Exercise requirements. Find each line below containing the word "ForceAuthorized" and copy it.

Data for this exercise.
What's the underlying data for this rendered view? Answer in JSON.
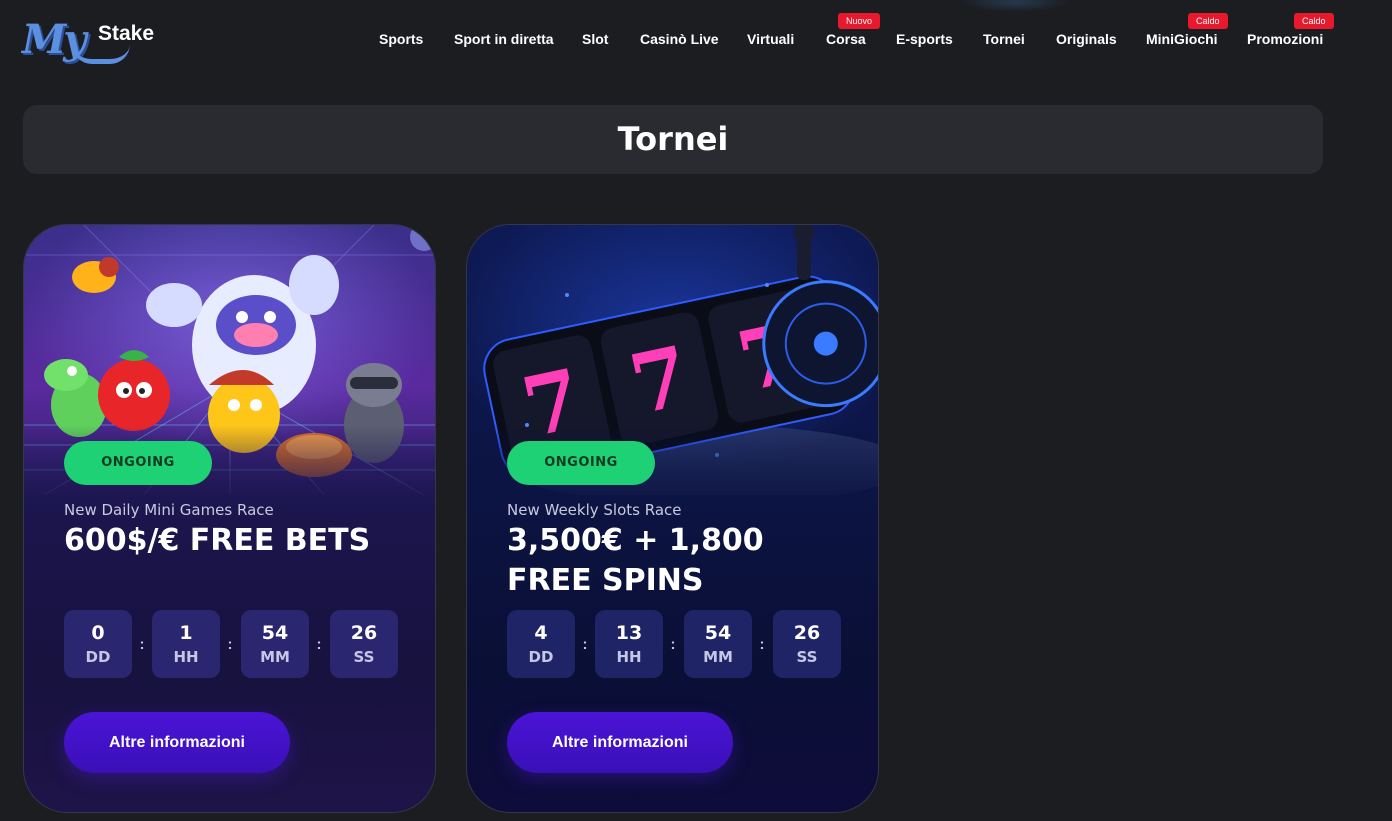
{
  "brand": {
    "logo_my": "My",
    "logo_stake": "Stake"
  },
  "nav": {
    "items": [
      {
        "label": "Sports"
      },
      {
        "label": "Sport in diretta"
      },
      {
        "label": "Slot"
      },
      {
        "label": "Casinò Live"
      },
      {
        "label": "Virtuali"
      },
      {
        "label": "Corsa",
        "badge": "Nuovo"
      },
      {
        "label": "E-sports"
      },
      {
        "label": "Tornei"
      },
      {
        "label": "Originals"
      },
      {
        "label": "MiniGiochi",
        "badge": "Caldo"
      },
      {
        "label": "Promozioni",
        "badge": "Caldo"
      }
    ],
    "badge_color": "#e8192c"
  },
  "page": {
    "title": "Tornei"
  },
  "tournaments": [
    {
      "status": "ONGOING",
      "subtitle": "New Daily Mini Games Race",
      "headline": "600$/€ FREE BETS",
      "countdown": [
        {
          "value": "0",
          "unit": "DD"
        },
        {
          "value": "1",
          "unit": "HH"
        },
        {
          "value": "54",
          "unit": "MM"
        },
        {
          "value": "26",
          "unit": "SS"
        }
      ],
      "button_label": "Altre informazioni",
      "art_icon": "mini-games-characters-art"
    },
    {
      "status": "ONGOING",
      "subtitle": "New Weekly Slots Race",
      "headline": "3,500€ + 1,800 FREE SPINS",
      "countdown": [
        {
          "value": "4",
          "unit": "DD"
        },
        {
          "value": "13",
          "unit": "HH"
        },
        {
          "value": "54",
          "unit": "MM"
        },
        {
          "value": "26",
          "unit": "SS"
        }
      ],
      "button_label": "Altre informazioni",
      "art_icon": "slot-machine-777-art"
    }
  ],
  "colors": {
    "background": "#1c1d21",
    "title_bar": "#2a2b31",
    "status_green": "#1ed175",
    "button_purple": "#4a14d6",
    "slot_seven_pink": "#ff3fb8"
  }
}
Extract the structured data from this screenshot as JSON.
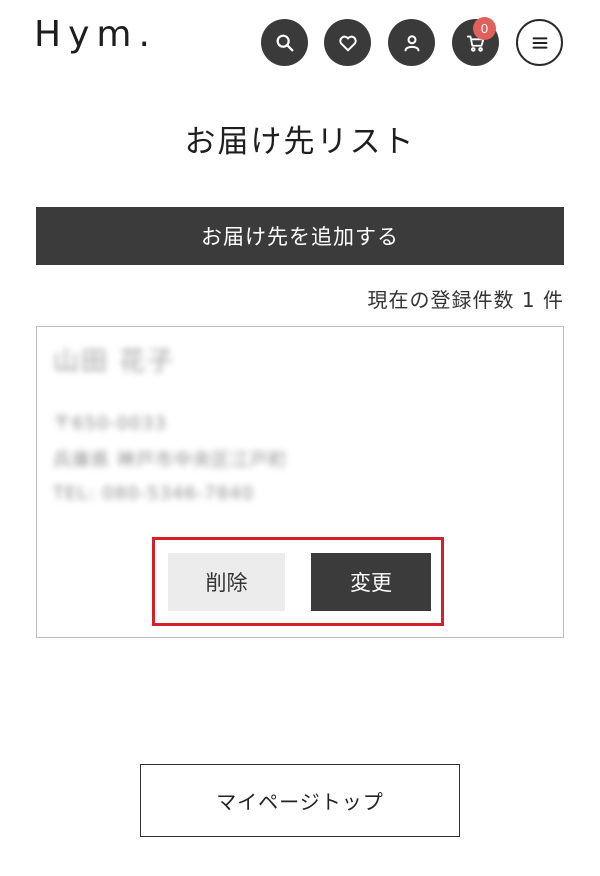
{
  "header": {
    "logo": "Hym.",
    "cart_count": "0",
    "icons": [
      "search-icon",
      "heart-icon",
      "user-icon",
      "cart-icon",
      "menu-icon"
    ]
  },
  "page_title": "お届け先リスト",
  "add_button_label": "お届け先を追加する",
  "registered_count_text": "現在の登録件数 1 件",
  "address": {
    "name": "山田 花子",
    "postal": "〒650-0033",
    "address_line": "兵庫県 神戸市中央区江戸町",
    "phone": "TEL: 080-5346-7840"
  },
  "card_actions": {
    "delete_label": "削除",
    "edit_label": "変更"
  },
  "mypage_button_label": "マイページトップ",
  "colors": {
    "dark": "#3b3b3b",
    "badge": "#e0605e",
    "highlight": "#d3212b",
    "delete_bg": "#ececec"
  }
}
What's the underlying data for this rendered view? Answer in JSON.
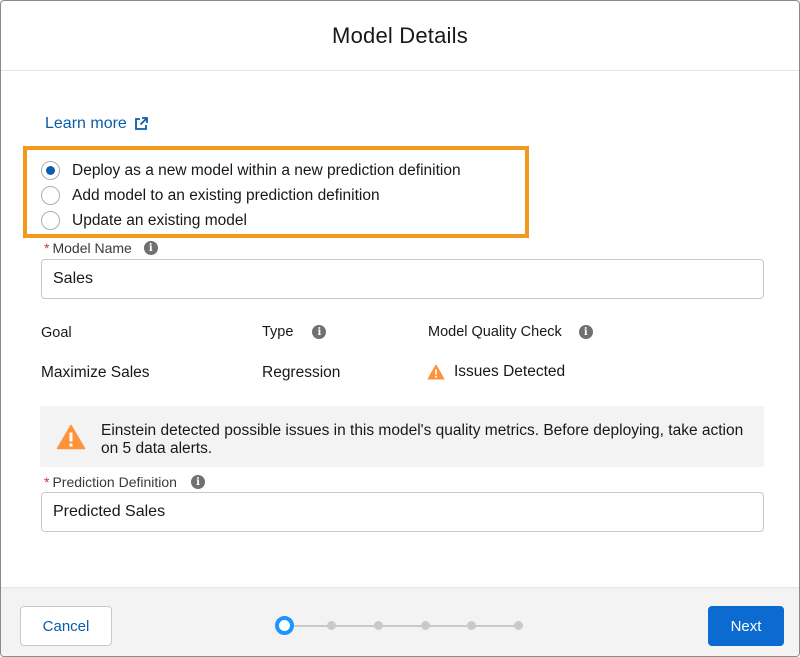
{
  "modal": {
    "title": "Model Details"
  },
  "learn_more": {
    "label": "Learn more",
    "icon": "external-link-icon"
  },
  "deploy_options": [
    {
      "label": "Deploy as a new model within a new prediction definition",
      "selected": true
    },
    {
      "label": "Add model to an existing prediction definition",
      "selected": false
    },
    {
      "label": "Update an existing model",
      "selected": false
    }
  ],
  "model_name": {
    "label": "Model Name",
    "required_marker": "*",
    "value": "Sales"
  },
  "details": {
    "goal": {
      "label": "Goal",
      "value": "Maximize Sales"
    },
    "type": {
      "label": "Type",
      "value": "Regression"
    },
    "quality_check": {
      "label": "Model Quality Check",
      "value": "Issues Detected",
      "status_icon": "warning-icon"
    }
  },
  "warning_banner": {
    "message": "Einstein detected possible issues in this model's quality metrics. Before deploying, take action on 5 data alerts.",
    "icon": "warning-icon"
  },
  "prediction_definition": {
    "label": "Prediction Definition",
    "required_marker": "*",
    "value": "Predicted Sales"
  },
  "footer": {
    "cancel_label": "Cancel",
    "next_label": "Next",
    "progress": {
      "total_steps": 6,
      "current_step": 1
    }
  },
  "colors": {
    "accent": "#0b5cab",
    "primary_button": "#0b6bd0",
    "highlight_border": "#f39a1e",
    "warning": "#fe9339",
    "progress_active": "#1b96ff",
    "required": "#c23934"
  }
}
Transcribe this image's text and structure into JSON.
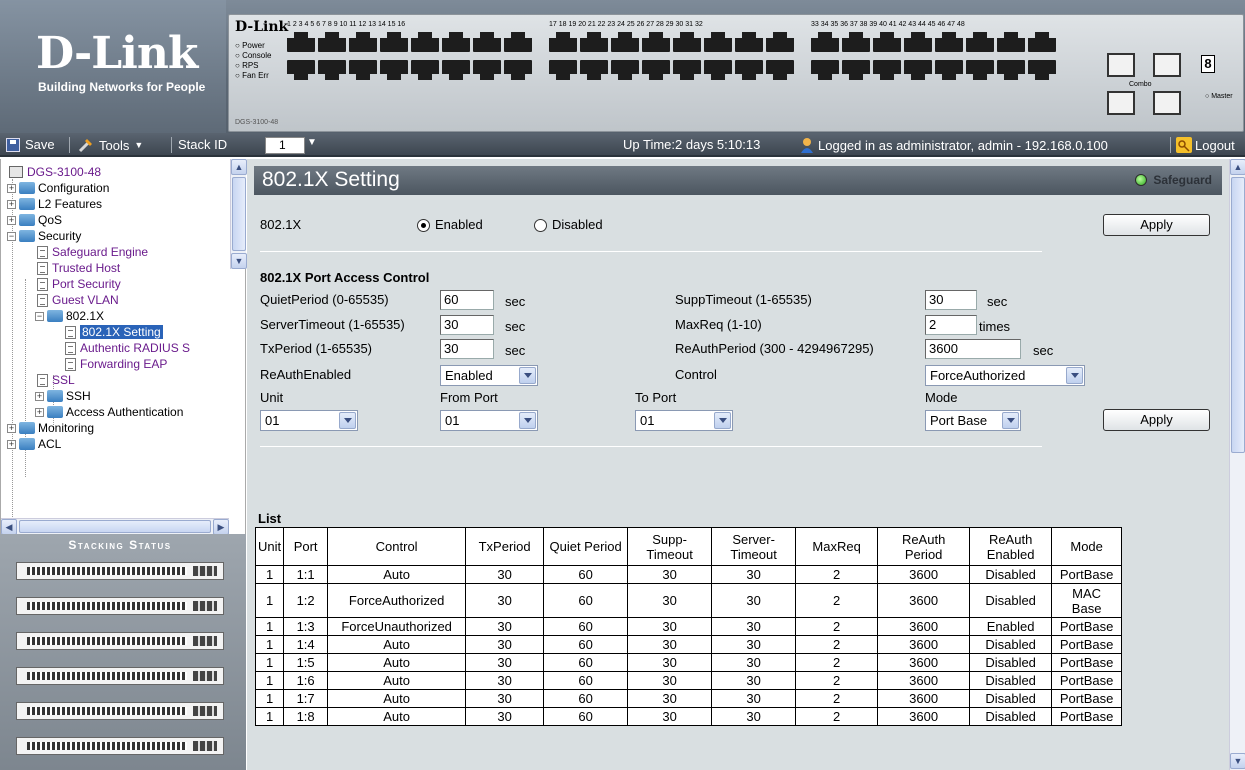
{
  "brand": {
    "logo": "D-Link",
    "tagline": "Building Networks for People"
  },
  "device": {
    "brand": "D-Link",
    "leds": [
      "Power",
      "Console",
      "RPS",
      "Fan Err"
    ],
    "model": "DGS-3100-48",
    "port_numbers_1": "1 2 3 4 5 6 7 8 9 10 11 12 13 14 15 16",
    "port_numbers_2": "17 18 19 20 21 22 23 24 25 26 27 28 29 30 31 32",
    "port_numbers_3": "33 34 35 36 37 38 39 40 41 42 43 44 45 46 47 48",
    "combo_label": "Combo",
    "master_label": "Master",
    "display_digit": "8"
  },
  "toolbar": {
    "save": "Save",
    "tools": "Tools",
    "stack_id_label": "Stack ID",
    "stack_id_value": "1",
    "status": "Up Time:2 days 5:10:13",
    "login": "Logged in as administrator, admin - 192.168.0.100",
    "logout": "Logout"
  },
  "tree": {
    "root": "DGS-3100-48",
    "configuration": "Configuration",
    "l2": "L2 Features",
    "qos": "QoS",
    "security": "Security",
    "safeguard": "Safeguard Engine",
    "trusted": "Trusted Host",
    "port_security": "Port Security",
    "guest_vlan": "Guest VLAN",
    "dot1x": "802.1X",
    "dot1x_setting": "802.1X Setting",
    "radius": "Authentic RADIUS S",
    "forwarding": "Forwarding EAP",
    "ssl": "SSL",
    "ssh": "SSH",
    "access_auth": "Access Authentication",
    "monitoring": "Monitoring",
    "acl": "ACL"
  },
  "stacking": {
    "title": "Stacking Status"
  },
  "page": {
    "title": "802.1X Setting",
    "safeguard": "Safeguard",
    "dot1x_label": "802.1X",
    "enabled": "Enabled",
    "disabled": "Disabled",
    "apply": "Apply",
    "section": "802.1X Port Access Control",
    "quiet_label": "QuietPeriod (0-65535)",
    "quiet_value": "60",
    "server_label": "ServerTimeout (1-65535)",
    "server_value": "30",
    "tx_label": "TxPeriod (1-65535)",
    "tx_value": "30",
    "supp_label": "SuppTimeout (1-65535)",
    "supp_value": "30",
    "maxreq_label": "MaxReq (1-10)",
    "maxreq_value": "2",
    "reauthp_label": "ReAuthPeriod (300 - 4294967295)",
    "reauthp_value": "3600",
    "sec": "sec",
    "times": "times",
    "reauth_enabled_label": "ReAuthEnabled",
    "reauth_enabled_value": "Enabled",
    "control_label": "Control",
    "control_value": "ForceAuthorized",
    "unit_label": "Unit",
    "unit_value": "01",
    "from_label": "From Port",
    "from_value": "01",
    "to_label": "To Port",
    "to_value": "01",
    "mode_label": "Mode",
    "mode_value": "Port Base",
    "apply2": "Apply",
    "list_label": "List"
  },
  "table": {
    "headers": [
      "Unit",
      "Port",
      "Control",
      "TxPeriod",
      "Quiet Period",
      "Supp-\nTimeout",
      "Server-\nTimeout",
      "MaxReq",
      "ReAuth\nPeriod",
      "ReAuth\nEnabled",
      "Mode"
    ],
    "rows": [
      [
        "1",
        "1:1",
        "Auto",
        "30",
        "60",
        "30",
        "30",
        "2",
        "3600",
        "Disabled",
        "PortBase"
      ],
      [
        "1",
        "1:2",
        "ForceAuthorized",
        "30",
        "60",
        "30",
        "30",
        "2",
        "3600",
        "Disabled",
        "MAC\nBase"
      ],
      [
        "1",
        "1:3",
        "ForceUnauthorized",
        "30",
        "60",
        "30",
        "30",
        "2",
        "3600",
        "Enabled",
        "PortBase"
      ],
      [
        "1",
        "1:4",
        "Auto",
        "30",
        "60",
        "30",
        "30",
        "2",
        "3600",
        "Disabled",
        "PortBase"
      ],
      [
        "1",
        "1:5",
        "Auto",
        "30",
        "60",
        "30",
        "30",
        "2",
        "3600",
        "Disabled",
        "PortBase"
      ],
      [
        "1",
        "1:6",
        "Auto",
        "30",
        "60",
        "30",
        "30",
        "2",
        "3600",
        "Disabled",
        "PortBase"
      ],
      [
        "1",
        "1:7",
        "Auto",
        "30",
        "60",
        "30",
        "30",
        "2",
        "3600",
        "Disabled",
        "PortBase"
      ],
      [
        "1",
        "1:8",
        "Auto",
        "30",
        "60",
        "30",
        "30",
        "2",
        "3600",
        "Disabled",
        "PortBase"
      ]
    ]
  }
}
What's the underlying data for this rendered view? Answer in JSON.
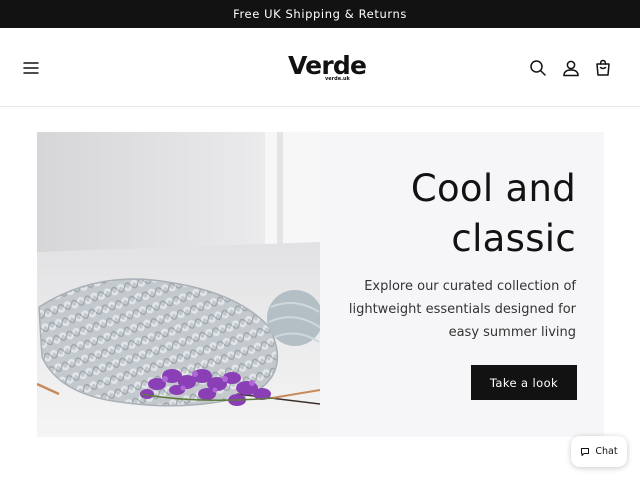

Answer to this exercise.
    "control_value": "ForceAuthorized",
        "ForceAuthorized",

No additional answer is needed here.